Like the LG G5, the Mi 5 uses a USB 3.1 Type C to juice the battery up from the wall. There are two problems here. The first is that you will need to carry the cable around with you until more manufacturers make the switch to this connector type.
The second is that you will absolutely need a 5V/2A charger plug if you want the handset to charge at any speed faster than an elephant attempting to swim through a lake of mud.
When you do charge the Mi 5 properly however, it will reach go from 0 to 100% in just over an hour and a half.
Xiaomi Mi 5 review: See Mi
At the back of the handset is a 16MP snapper with an F/2.0 aperture which is meant to improve low light photos. The key here though is “low” light. You absolutely need some sort of overhead, or natural light to make images taken in the dark acceptable.
The front facing 4MP shooter is a bit on the weak side, but in good lighting conditions your snaps will be worthy of a spot on your Instagram feed.
Video was a bit of a hit and miss for us. In low-light the footage is grainy and even in proper light the focus shifts far too much for our liking. That said you can record slow-motion video that works really well, and 4K video at 30 frames a second.
You can judge the quality of the camera in our gallery below.
Xiaomi Mi 5 review: A word about the design

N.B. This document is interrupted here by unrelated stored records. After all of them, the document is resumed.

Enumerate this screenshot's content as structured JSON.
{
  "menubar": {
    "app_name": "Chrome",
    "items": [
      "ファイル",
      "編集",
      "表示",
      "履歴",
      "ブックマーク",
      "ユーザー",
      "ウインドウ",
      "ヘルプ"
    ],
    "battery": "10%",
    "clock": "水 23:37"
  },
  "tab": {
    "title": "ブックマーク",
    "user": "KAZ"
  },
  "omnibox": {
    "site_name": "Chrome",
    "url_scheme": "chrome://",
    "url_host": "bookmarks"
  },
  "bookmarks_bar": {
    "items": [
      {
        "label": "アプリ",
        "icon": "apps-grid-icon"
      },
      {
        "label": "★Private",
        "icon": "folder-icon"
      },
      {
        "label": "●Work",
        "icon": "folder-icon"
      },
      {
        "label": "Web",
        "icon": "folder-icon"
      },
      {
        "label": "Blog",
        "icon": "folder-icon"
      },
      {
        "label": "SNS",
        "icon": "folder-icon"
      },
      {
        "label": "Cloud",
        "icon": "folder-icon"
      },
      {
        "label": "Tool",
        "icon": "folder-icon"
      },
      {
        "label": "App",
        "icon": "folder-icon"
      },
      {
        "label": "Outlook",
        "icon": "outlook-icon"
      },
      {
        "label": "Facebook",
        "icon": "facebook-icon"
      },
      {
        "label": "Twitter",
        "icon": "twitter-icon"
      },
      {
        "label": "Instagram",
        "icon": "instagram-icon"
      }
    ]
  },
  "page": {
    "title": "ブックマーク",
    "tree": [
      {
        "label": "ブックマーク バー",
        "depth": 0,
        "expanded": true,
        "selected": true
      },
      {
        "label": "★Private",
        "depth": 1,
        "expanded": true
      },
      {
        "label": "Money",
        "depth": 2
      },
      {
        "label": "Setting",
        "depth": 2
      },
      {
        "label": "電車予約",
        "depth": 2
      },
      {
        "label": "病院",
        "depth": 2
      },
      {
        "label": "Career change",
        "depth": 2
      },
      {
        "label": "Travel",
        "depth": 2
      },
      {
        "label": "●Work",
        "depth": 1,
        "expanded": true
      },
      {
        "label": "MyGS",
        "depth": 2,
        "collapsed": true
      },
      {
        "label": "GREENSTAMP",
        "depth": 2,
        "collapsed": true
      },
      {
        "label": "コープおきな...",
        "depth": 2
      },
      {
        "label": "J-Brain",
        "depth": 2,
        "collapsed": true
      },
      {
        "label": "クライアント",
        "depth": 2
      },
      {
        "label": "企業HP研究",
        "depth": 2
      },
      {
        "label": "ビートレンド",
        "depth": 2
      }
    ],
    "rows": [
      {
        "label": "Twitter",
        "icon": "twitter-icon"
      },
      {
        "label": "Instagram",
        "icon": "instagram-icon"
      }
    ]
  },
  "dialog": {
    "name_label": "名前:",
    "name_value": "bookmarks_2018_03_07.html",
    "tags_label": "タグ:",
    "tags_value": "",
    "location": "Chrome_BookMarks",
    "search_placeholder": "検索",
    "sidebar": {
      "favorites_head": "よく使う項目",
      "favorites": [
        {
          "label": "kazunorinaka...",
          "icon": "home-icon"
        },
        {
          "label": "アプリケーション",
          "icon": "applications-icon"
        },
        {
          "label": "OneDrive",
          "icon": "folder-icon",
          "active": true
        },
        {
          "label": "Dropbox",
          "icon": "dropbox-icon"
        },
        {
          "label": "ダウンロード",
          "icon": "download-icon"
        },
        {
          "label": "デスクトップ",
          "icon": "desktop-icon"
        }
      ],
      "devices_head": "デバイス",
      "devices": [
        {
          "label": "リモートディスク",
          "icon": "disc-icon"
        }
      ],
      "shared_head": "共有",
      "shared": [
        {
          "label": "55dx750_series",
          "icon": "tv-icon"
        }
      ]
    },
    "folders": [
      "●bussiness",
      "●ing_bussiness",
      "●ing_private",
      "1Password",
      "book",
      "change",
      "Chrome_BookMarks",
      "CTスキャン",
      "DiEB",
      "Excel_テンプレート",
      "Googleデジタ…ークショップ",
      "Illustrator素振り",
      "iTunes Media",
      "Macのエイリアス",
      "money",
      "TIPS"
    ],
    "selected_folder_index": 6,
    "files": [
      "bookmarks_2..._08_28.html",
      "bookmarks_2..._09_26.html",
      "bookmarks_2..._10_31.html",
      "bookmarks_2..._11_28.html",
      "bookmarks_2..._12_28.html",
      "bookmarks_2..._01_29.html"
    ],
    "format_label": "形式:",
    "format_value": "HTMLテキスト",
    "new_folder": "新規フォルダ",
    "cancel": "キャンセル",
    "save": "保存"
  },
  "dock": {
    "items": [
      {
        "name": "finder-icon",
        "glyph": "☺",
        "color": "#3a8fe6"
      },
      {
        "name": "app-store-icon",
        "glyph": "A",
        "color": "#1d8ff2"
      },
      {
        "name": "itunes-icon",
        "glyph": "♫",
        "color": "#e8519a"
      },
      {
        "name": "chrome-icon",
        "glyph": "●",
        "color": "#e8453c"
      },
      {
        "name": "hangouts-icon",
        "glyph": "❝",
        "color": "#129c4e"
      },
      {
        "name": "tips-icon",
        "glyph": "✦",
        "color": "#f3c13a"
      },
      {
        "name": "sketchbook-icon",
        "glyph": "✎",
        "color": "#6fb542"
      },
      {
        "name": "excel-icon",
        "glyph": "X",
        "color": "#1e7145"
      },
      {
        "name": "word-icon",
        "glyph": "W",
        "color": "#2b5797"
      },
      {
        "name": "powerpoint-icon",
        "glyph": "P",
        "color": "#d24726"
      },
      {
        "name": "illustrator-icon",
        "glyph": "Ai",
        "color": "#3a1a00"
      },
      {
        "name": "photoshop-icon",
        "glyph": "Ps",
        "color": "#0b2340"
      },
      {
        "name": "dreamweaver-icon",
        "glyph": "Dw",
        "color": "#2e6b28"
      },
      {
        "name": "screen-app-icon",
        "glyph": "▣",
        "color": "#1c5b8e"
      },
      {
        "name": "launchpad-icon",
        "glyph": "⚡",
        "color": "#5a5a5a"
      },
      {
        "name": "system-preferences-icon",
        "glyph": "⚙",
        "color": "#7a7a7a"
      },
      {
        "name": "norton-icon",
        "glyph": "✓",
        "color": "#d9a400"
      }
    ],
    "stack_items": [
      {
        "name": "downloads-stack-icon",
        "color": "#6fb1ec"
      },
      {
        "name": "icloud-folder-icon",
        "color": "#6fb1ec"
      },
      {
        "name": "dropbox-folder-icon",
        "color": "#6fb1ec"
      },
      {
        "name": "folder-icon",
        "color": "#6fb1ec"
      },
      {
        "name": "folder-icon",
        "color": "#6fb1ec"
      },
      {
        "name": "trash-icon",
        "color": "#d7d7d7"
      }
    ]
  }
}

For the most part the design of a phone has become rather humdrum but the Xiaomi has a quirk that we feel is worth pointing out.
The back of the phone is covered in glass which means that if the surface you put the handset on is not perfectly level it’s going to start sliding around. This goes for your bedside table, your desk at work and even the couch.
This means a rear cover is absolutely vital, so factor that into your buying decision.
Xiaomi Mi 5 review: Conclusion
There is good chance that with this being the third Xiaomi review I’ve done that has been largely postive that the cries of “fanboi” will creep through the internet.
The fact of the matter though, is that this is a damned good phone, and it costs R7 999 which is astounding when you consider the next best phone is the LG G5 which is R13 999.
Perhaps the battery could have been a bit bigger and maybe opting for an octa-core rather than a quad-core could have pushed the Mi to the top of our charts but don’t take that as us complaining.
Smartphones like this make us get us excited because it shows that you don’t need to drop a month’s salary on a smartphone because you need absolutely mad performance.
It may not be hold the prestige of the Samsung Galaxy S7 edge, but in my opinion the Mi 5 is hands-down the best smartphone you can get today for under R10 000, and I have a feeling the only time that’s going to change, is when Xiaomi announces another flagship.